Dataset items:
☆ ☆ ☆
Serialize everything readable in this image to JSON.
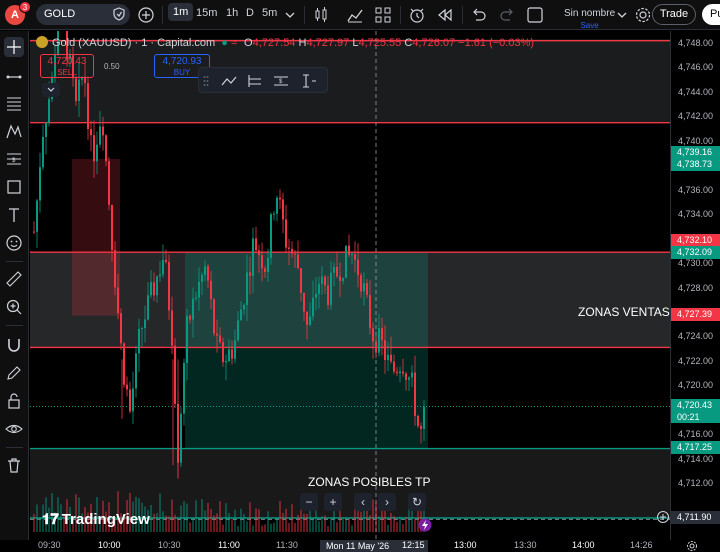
{
  "topbar": {
    "avatar_letter": "A",
    "notification_count": "3",
    "symbol": "GOLD",
    "timeframes": [
      "1m",
      "15m",
      "1h",
      "D",
      "5m"
    ],
    "active_timeframe": "1m",
    "save_title": "Sin nombre",
    "save_sub": "Save",
    "trade_label": "Trade",
    "publish_label": "Pu"
  },
  "legend": {
    "title": "Gold (XAUUSD) · 1 · Capital.com",
    "o_label": "O",
    "o_val": "4,727.54",
    "h_label": "H",
    "h_val": "4,727.97",
    "l_label": "L",
    "l_val": "4,725.55",
    "c_label": "C",
    "c_val": "4,726.07",
    "change": "−1.61 (−0.03%)"
  },
  "trade_panel": {
    "sell_price": "4,720.43",
    "sell_label": "SELL",
    "spread": "0.50",
    "buy_price": "4,720.93",
    "buy_label": "BUY"
  },
  "annotations": {
    "sell_zone": "ZONAS VENTAS",
    "tp_zone": "ZONAS POSIBLES TP"
  },
  "price_axis": {
    "ticks": [
      "4,748.00",
      "4,746.00",
      "4,744.00",
      "4,742.00",
      "4,740.00",
      "4,738.00",
      "4,736.00",
      "4,734.00",
      "4,732.00",
      "4,730.00",
      "4,728.00",
      "4,726.00",
      "4,724.00",
      "4,722.00",
      "4,720.00",
      "4,718.00",
      "4,716.00",
      "4,714.00",
      "4,712.00"
    ],
    "tags": {
      "p1": "4,739.16",
      "p2": "4,738.73",
      "p3": "4,732.10",
      "p4": "4,732.09",
      "p5": "4,727.39",
      "p6": "4,720.43",
      "p6_timer": "00:21",
      "p7": "4,717.25",
      "p8": "4,711.90"
    }
  },
  "time_axis": {
    "labels": [
      "09:30",
      "10:00",
      "10:30",
      "11:00",
      "11:30",
      "12:15",
      "13:00",
      "13:30",
      "14:00",
      "14:26"
    ],
    "crosshair": "Mon 11 May '26"
  },
  "branding": "TradingView",
  "colors": {
    "up": "#089981",
    "down": "#f23645",
    "sell_zone_line": "#f23645",
    "tp_zone_line": "#089981",
    "accent": "#2962ff"
  }
}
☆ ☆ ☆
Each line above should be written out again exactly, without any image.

Serialize everything readable in this image to JSON.
{
  "topbar": {
    "avatar_letter": "A",
    "notification_count": "3",
    "symbol": "GOLD",
    "timeframes": [
      "1m",
      "15m",
      "1h",
      "D",
      "5m"
    ],
    "active_timeframe": "1m",
    "save_title": "Sin nombre",
    "save_sub": "Save",
    "trade_label": "Trade",
    "publish_label": "Pu"
  },
  "legend": {
    "title": "Gold (XAUUSD) · 1 · Capital.com",
    "o_label": "O",
    "o_val": "4,727.54",
    "h_label": "H",
    "h_val": "4,727.97",
    "l_label": "L",
    "l_val": "4,725.55",
    "c_label": "C",
    "c_val": "4,726.07",
    "change": "−1.61 (−0.03%)"
  },
  "trade_panel": {
    "sell_price": "4,720.43",
    "sell_label": "SELL",
    "spread": "0.50",
    "buy_price": "4,720.93",
    "buy_label": "BUY"
  },
  "annotations": {
    "sell_zone": "ZONAS VENTAS",
    "tp_zone": "ZONAS POSIBLES TP"
  },
  "price_axis": {
    "ticks": [
      "4,748.00",
      "4,746.00",
      "4,744.00",
      "4,742.00",
      "4,740.00",
      "4,738.00",
      "4,736.00",
      "4,734.00",
      "4,732.00",
      "4,730.00",
      "4,728.00",
      "4,726.00",
      "4,724.00",
      "4,722.00",
      "4,720.00",
      "4,718.00",
      "4,716.00",
      "4,714.00",
      "4,712.00"
    ],
    "tags": {
      "p1": "4,739.16",
      "p2": "4,738.73",
      "p3": "4,732.10",
      "p4": "4,732.09",
      "p5": "4,727.39",
      "p6": "4,720.43",
      "p6_timer": "00:21",
      "p7": "4,717.25",
      "p8": "4,711.90"
    }
  },
  "time_axis": {
    "labels": [
      "09:30",
      "10:00",
      "10:30",
      "11:00",
      "11:30",
      "12:15",
      "13:00",
      "13:30",
      "14:00",
      "14:26"
    ],
    "crosshair": "Mon 11 May '26"
  },
  "branding": "TradingView",
  "colors": {
    "up": "#089981",
    "down": "#f23645",
    "sell_zone_line": "#f23645",
    "tp_zone_line": "#089981",
    "accent": "#2962ff"
  }
}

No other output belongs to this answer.